Unlike CableLabs Summer and Winter Conferences, which have been only open to industry members and vendors under NDA, 4Front will be public and open to even the press. The aim is to bring together more than 1,500 senior and c-suite leaders across industries like technology, gaming, healthcare, automotive and security to discuss the future of how we live, learn, work and play. These, not coincidentally, are the themes that have made up the focus of CableLabs' Near Future videos over the past several years. With these videos, CableLabs has been painting a vision with 4Front in mind.
"There will be no show floor, no tech stadium, or vendors manning booths. The vendors, technology researchers (etc.), will be in rooms to have conversations in order to find opportunities to collectively (work together)," said Phil McKinney, CEO, CableLabs. "We can show a nice film, but it's really about finding ways to get over barriers and collaborate."
This year's video focuses on work and the role technology can play in collaboration with a team to help them respond to problems or changes and to be more productive. "The objective is to (show) how to make technology part of the team, rather than a barrier," McKinney said.
How accurate are the predictions in the Near Future films?

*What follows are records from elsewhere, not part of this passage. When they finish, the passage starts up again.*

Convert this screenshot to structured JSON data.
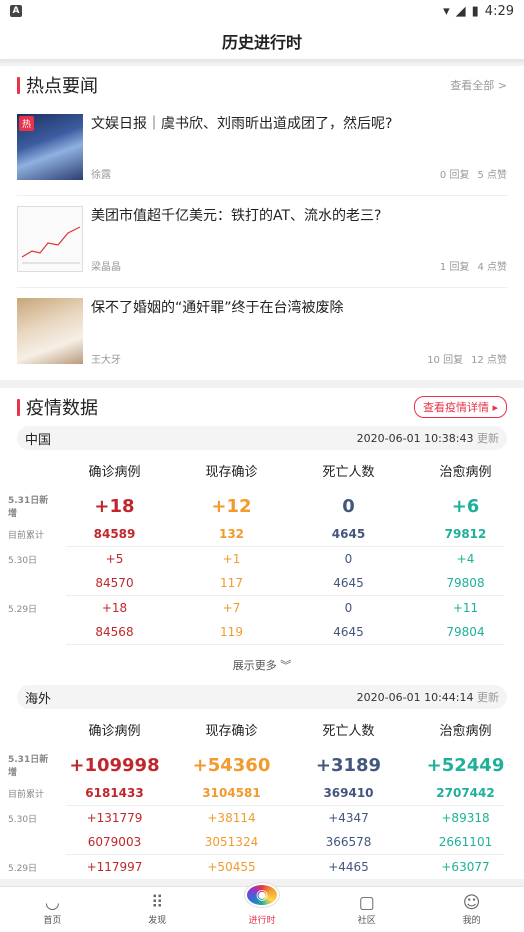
{
  "status": {
    "time": "4:29",
    "app_icon": "A"
  },
  "header": {
    "title": "历史进行时"
  },
  "news": {
    "title": "热点要闻",
    "view_all": "查看全部 >",
    "items": [
      {
        "hot_tag": "热",
        "title": "文娱日报｜虞书欣、刘雨昕出道成团了，然后呢?",
        "author": "徐露",
        "replies": "0 回复",
        "likes": "5 点赞"
      },
      {
        "title": "美团市值超千亿美元：铁打的AT、流水的老三?",
        "author": "梁晶晶",
        "replies": "1 回复",
        "likes": "4 点赞"
      },
      {
        "title": "保不了婚姻的“通奸罪”终于在台湾被废除",
        "author": "王大牙",
        "replies": "10 回复",
        "likes": "12 点赞"
      }
    ]
  },
  "epidemic": {
    "title": "疫情数据",
    "detail_btn": "查看疫情详情 ▸",
    "columns": [
      "确诊病例",
      "现存确诊",
      "死亡人数",
      "治愈病例"
    ],
    "china": {
      "name": "中国",
      "time": "2020-06-01 10:38:43",
      "update": "更新",
      "new_label": "5.31日新增",
      "new": [
        "+18",
        "+12",
        "0",
        "+6"
      ],
      "total_label": "目前累计",
      "total": [
        "84589",
        "132",
        "4645",
        "79812"
      ],
      "days": [
        {
          "label": "5.30日",
          "delta": [
            "+5",
            "+1",
            "0",
            "+4"
          ],
          "total": [
            "84570",
            "117",
            "4645",
            "79808"
          ]
        },
        {
          "label": "5.29日",
          "delta": [
            "+18",
            "+7",
            "0",
            "+11"
          ],
          "total": [
            "84568",
            "119",
            "4645",
            "79804"
          ]
        }
      ],
      "more": "展示更多 ︾"
    },
    "overseas": {
      "name": "海外",
      "time": "2020-06-01 10:44:14",
      "update": "更新",
      "new_label": "5.31日新增",
      "new": [
        "+109998",
        "+54360",
        "+3189",
        "+52449"
      ],
      "total_label": "目前累计",
      "total": [
        "6181433",
        "3104581",
        "369410",
        "2707442"
      ],
      "days": [
        {
          "label": "5.30日",
          "delta": [
            "+131779",
            "+38114",
            "+4347",
            "+89318"
          ],
          "total": [
            "6079003",
            "3051324",
            "366578",
            "2661101"
          ]
        },
        {
          "label": "5.29日",
          "delta": [
            "+117997",
            "+50455",
            "+4465",
            "+63077"
          ]
        }
      ]
    }
  },
  "tabs": [
    "首页",
    "发现",
    "进行时",
    "社区",
    "我的"
  ]
}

McKinney said that the 2016 release, which dealt with the category of play, has come to fruition. One of the challenges of high-end gaming is latency. Since the video launched, DOCSIS 3.1 with parameters for full duplex and low latency, has dealt with this issue. Some of the features are being baked into modems, and in some cases modems that are released are software upgradeable. More mature augmented reality (AR) and virtual reality (VR) technologies have come out, and patents have ramped up significantly.

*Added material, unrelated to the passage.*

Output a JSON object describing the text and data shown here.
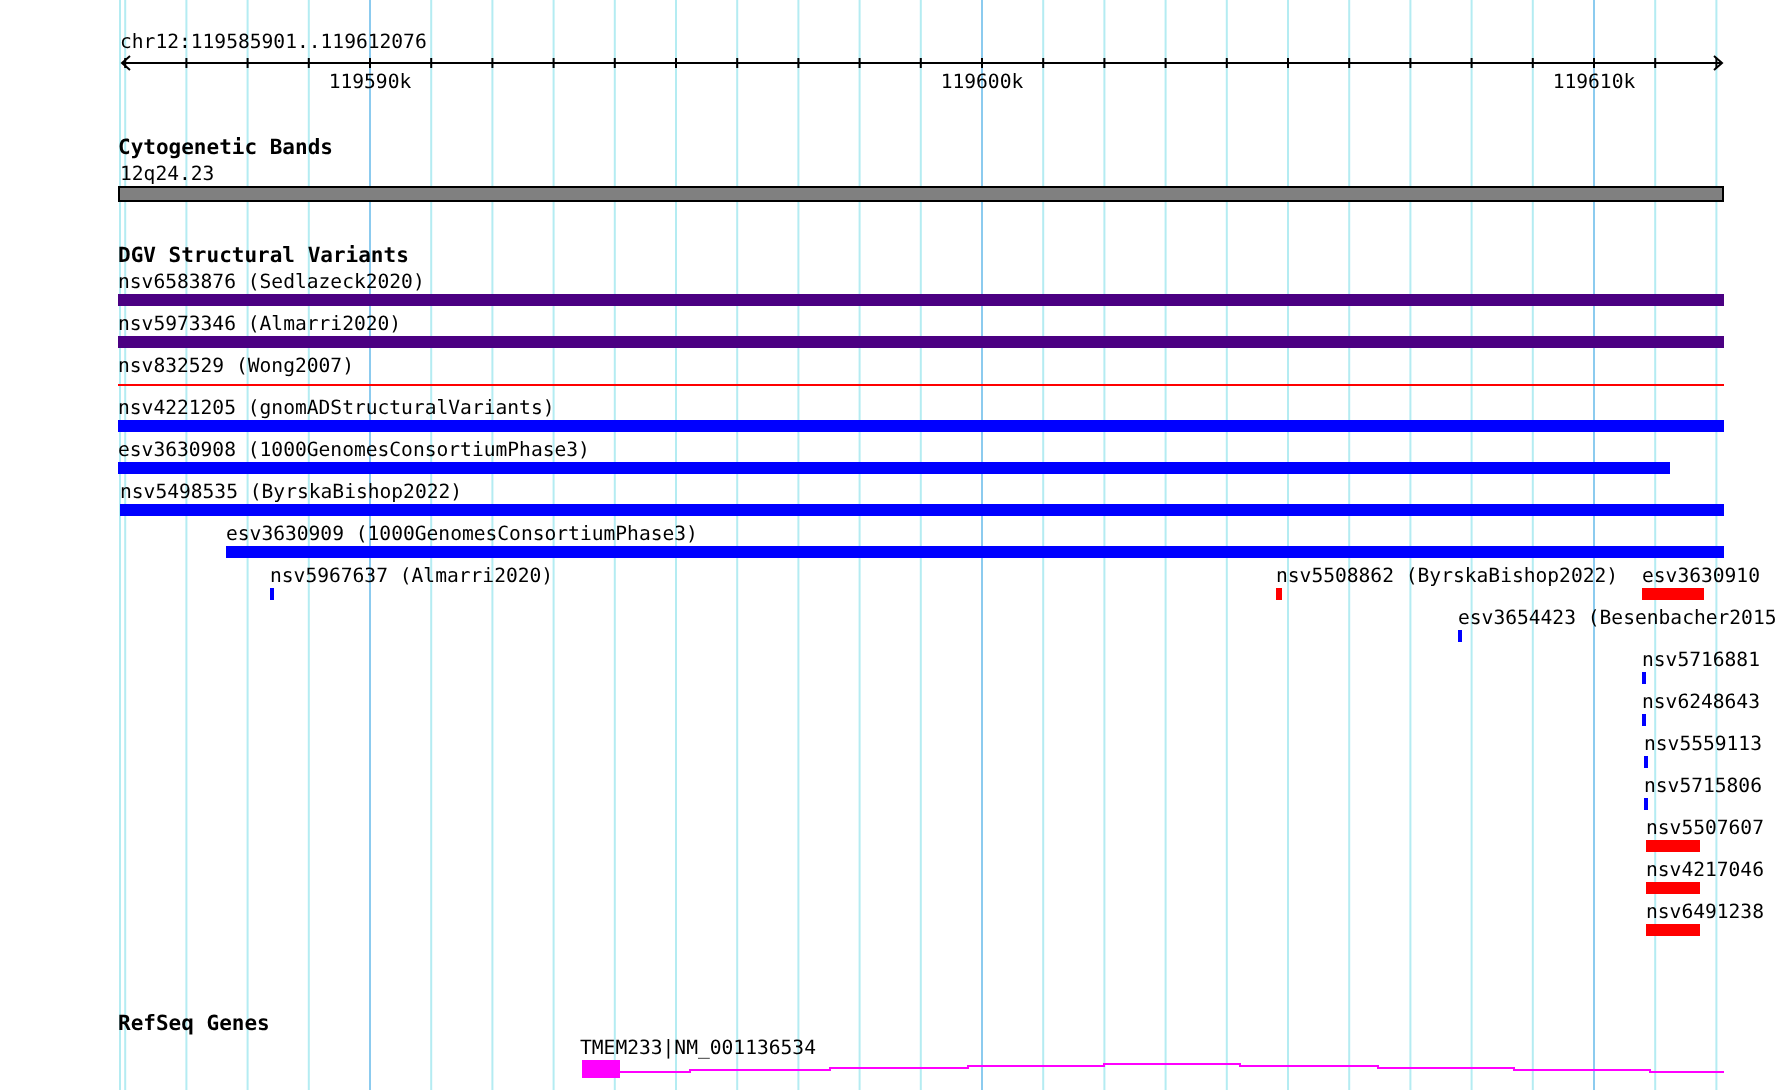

When 4Front convenes June 23-24 next year in Denver, the hope is that by providing a venue for leaders across industries to collaborate, the "Near Future" can happen sooner rather than later. McKinney noted that cable has been recognized for its willingness to collaborate and has been asked by those in healthcare, for example, for assistance in creating organizations similar to CableLabs that could also facilitate working together. He also pointed out, however, that while CableLabs is good at collaboration, it is generally one-on-one, as with Google, Apple or Facebook, for example.
"I spent two hours with movie studios talking about what they are doing and the future content they are experimenting with. It needs enormous bandwidth," McKinney said.
4Front is about getting the right people into the room to talk about tech issues, policy issues, regulatory issues. "(It will not be) us having these one-offs. 'Have you talked with so-and-so with Intel? Let me introduce you.' We have been doing these one-on-one stitches. (Now) we will host a party and see where this goes. The response has been very strong," McKinney said.
The idea is that 4Front won't be just a "one and done" event, either. "How do we keep the conversation going? Not just one year at the conference, but have activities that get spun out of it. It doesn't even have to be cable-related. It's more about us providing … thought leadership and then getting the right nucleus of people," McKinney said.